“We already regularly worked with lots of online software, so we were ready. I have the feeling that German universities are not so great with that,” Alexandra says. She briefly considered taking a semester off, but decided even in the event of a second lockdown in the UK she could still complete her degree working online.
Celal also managed to take on a summer internship in New York with his university as planned — entirely online. He thinks the university was better-prepared for digitalization than German universities were.
But Vincent, the art student, says his course will only work if his cohort can meet face to face.
“Zoom classes just don’t work for art,” he says.
Read more: Coronavirus: Foreign students on online courses are denied visas to Germany
Will fewer students study abroad?
The DAAD estimates that because of the pandemic more students will choose to stay in Germany.

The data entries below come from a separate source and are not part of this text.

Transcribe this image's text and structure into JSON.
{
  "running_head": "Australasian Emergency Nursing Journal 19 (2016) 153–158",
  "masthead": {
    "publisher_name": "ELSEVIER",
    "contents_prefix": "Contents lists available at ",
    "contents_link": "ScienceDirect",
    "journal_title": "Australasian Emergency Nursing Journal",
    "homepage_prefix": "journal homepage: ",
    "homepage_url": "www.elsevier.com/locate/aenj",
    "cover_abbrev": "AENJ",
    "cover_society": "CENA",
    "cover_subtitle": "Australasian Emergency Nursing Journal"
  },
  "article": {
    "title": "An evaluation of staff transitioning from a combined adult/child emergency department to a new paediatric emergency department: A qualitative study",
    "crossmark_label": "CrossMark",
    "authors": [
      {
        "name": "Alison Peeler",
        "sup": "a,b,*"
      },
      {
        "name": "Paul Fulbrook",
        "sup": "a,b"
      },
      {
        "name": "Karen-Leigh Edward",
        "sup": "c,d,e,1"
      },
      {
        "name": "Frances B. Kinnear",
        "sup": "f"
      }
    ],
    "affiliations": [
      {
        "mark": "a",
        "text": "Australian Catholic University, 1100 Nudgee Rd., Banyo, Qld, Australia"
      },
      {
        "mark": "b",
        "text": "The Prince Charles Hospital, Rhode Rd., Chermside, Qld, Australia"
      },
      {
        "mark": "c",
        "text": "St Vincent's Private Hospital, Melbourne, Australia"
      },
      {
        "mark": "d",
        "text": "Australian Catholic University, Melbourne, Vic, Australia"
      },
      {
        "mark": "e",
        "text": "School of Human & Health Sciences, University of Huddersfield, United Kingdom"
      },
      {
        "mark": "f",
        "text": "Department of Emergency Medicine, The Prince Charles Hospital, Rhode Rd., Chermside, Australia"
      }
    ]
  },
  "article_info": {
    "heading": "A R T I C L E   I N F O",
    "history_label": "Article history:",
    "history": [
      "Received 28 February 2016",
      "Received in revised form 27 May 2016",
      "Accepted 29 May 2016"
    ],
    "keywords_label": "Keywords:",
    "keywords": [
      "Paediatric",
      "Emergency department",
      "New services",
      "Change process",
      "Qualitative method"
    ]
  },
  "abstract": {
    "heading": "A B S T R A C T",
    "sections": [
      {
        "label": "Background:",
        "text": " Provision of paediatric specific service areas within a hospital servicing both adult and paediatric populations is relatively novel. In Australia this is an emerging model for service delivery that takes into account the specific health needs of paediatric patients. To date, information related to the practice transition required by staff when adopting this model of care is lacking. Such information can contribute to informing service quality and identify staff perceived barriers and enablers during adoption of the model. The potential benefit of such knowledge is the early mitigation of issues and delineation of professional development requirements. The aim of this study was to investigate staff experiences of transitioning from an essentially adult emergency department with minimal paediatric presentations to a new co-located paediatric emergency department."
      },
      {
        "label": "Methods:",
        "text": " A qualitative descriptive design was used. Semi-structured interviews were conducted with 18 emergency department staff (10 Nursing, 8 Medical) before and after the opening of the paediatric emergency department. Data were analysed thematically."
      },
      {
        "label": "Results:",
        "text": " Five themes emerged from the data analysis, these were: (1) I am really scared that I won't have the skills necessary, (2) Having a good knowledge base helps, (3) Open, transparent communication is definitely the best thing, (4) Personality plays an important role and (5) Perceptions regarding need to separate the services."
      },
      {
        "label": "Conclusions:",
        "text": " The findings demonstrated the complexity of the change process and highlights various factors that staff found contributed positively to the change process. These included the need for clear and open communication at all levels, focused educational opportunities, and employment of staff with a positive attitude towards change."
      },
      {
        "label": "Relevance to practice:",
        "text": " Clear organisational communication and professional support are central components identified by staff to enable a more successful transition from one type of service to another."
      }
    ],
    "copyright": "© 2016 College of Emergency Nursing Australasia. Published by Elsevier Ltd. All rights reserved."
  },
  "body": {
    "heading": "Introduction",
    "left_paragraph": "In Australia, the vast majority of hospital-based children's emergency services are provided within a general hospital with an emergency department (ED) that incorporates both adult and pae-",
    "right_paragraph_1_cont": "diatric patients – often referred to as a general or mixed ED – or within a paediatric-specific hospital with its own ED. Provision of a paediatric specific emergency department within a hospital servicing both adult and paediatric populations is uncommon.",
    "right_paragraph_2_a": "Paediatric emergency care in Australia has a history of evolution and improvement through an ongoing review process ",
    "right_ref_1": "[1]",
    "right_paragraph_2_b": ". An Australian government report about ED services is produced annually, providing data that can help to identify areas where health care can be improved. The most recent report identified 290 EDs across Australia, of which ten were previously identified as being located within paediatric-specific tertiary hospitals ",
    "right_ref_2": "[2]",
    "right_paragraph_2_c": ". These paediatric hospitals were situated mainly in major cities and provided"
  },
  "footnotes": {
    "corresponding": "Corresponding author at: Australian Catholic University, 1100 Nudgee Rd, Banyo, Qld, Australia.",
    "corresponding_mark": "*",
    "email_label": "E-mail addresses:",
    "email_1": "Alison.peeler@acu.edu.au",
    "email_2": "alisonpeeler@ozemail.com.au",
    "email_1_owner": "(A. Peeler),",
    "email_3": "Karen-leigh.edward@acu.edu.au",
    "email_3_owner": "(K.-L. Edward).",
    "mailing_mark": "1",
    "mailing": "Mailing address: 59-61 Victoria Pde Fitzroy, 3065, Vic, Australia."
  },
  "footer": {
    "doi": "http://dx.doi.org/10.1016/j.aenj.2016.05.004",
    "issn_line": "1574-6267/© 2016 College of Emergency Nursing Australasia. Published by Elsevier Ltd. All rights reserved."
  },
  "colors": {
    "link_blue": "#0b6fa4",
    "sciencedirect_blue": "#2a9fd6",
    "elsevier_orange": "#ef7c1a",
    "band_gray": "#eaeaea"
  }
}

Statistics compiled by the British Council show that fewer EU students, including Germans, are heading to the UK this fall — but that trend may have more to do with increased student fees owing to Brexit than the pandemic.
“Fundamentally, the ERASMUS program is going ahead as planned in the fall semester,” says Michael Flacke of DAAD. “We still have a large number of applicants and interest — but, of course, we cannot predict how student life will look in each European country in the case of fresh coronavirus restrictions.”
And many university exchanges to the US have been canceled — Flacke said fewer German students will be leaving Europe.
But even for German students abroad for whom visas and funding are already secured, the situation is not any more transparent.
“It’s been an interesting time and having this change of perspective has been very fruitful,” Vincent says. But he is still anxious, as he comes out of four months of near-complete isolation in a foreign country. “I can’t wait for term to start,” he admits.